  • DrupalWebTestCase is a system test rather than a unit test. If code can't be unit tested it is broken.
  • Poor documentation - if you can't document your code you do not know what it does.
  • Inappropriate intimacy - coupling reduces the ability for code to be re-used and makes it easier to break when the systems it depends on change.
  • Impurity - a function or method should act the same way every time.

Project management using hybrid agile development

2:30pm - Matthew Saunders talked briefly about the history of project management and some of the different software development methodologies used today including Cowboy, Waterfall, and Agile. His main point was that often times the best methodology to use for projects is a hybrid of methods based on the concerns of the stakeholders and the development team. A couple good points:

  • Indecision can be crippling, it is better to make a bad decision than no decision at all
  • There is such a thing as a bad client and they can be a major drain on resources

Profiling Drupal with XHProf (or: Identifying the suck)

3:20pm - Mark Sonnabaum gave a demonstration using the XHProf extension for PHP showing how he uses the tool to optimize Drupal 6 and Drupal 7 sites. He covered the preparation needed to use XHProf, showed how to set it up, went over a couple common code issues, and spent the bulk of the time showing how to interpret the all the data you get from XHProf. The best tips: don't profile your site as an admin, do it a an authenticated user and if you start seeing the views or panels are the cause of your headache chances are someone else has probably seen the same issue you have. Greg Knaddison was also on hand to give Mark some friendly ribbing over permissions in the XHProf module.

Packaging up Drupal: How distributions, features, and apps save you money and time

There is a large value in Drupal and its modularity but there are tons of modules, and which ones to use can be difficult to figure out for the Drupal newcomers or those with little to no technical no-how. Karen Borchert of Phase2 Technology talked about the differences between profiles, distributions, apps, and features, who might use them, and the benefits of doing so. Some of the information Karen covered:

  • All distributions are profiles but not all profiles are distributions
  • Reality check: Writing code costs money, writing code for others to use on an open system like Drupal cost LOTS of money.
  • Monetizing some of these types of products is an area that is starting to emerge but there is only so much you can do with open-source code.

After Thoughts

I decided to skip the last session of the day, not because I didn't think learning some tips for managing migrations to Drupal from a non-Drupal site or from from one version to another but because it has been a long weekend and I think I've absorbed just about all I can in two days. My favorite session of the day was Larry Garfield's "This code stinks!" followed closely by Greg Knaddison's "Introduction to Drupal Security." There were other sessions I wanted to see and during the welcoming event yesterday the organizers stated that all the sessions would be available as video in the next couple of weeks so for everybody that wanted to be at Drupal Camp Austin 2011 and couldn't make it you and I should be able to find them online soon.
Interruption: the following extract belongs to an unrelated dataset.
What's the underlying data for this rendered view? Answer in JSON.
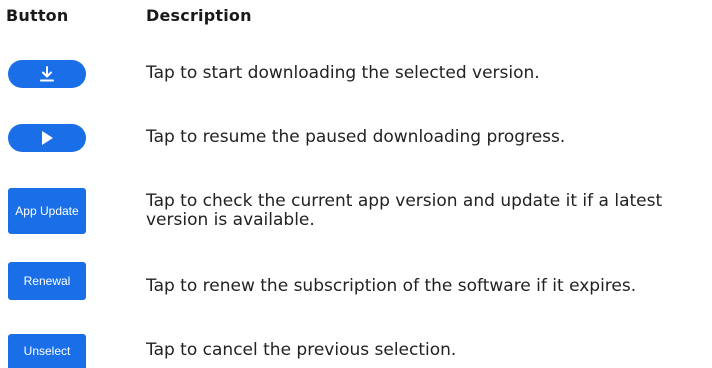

I will update this post with links to session videos when they are available.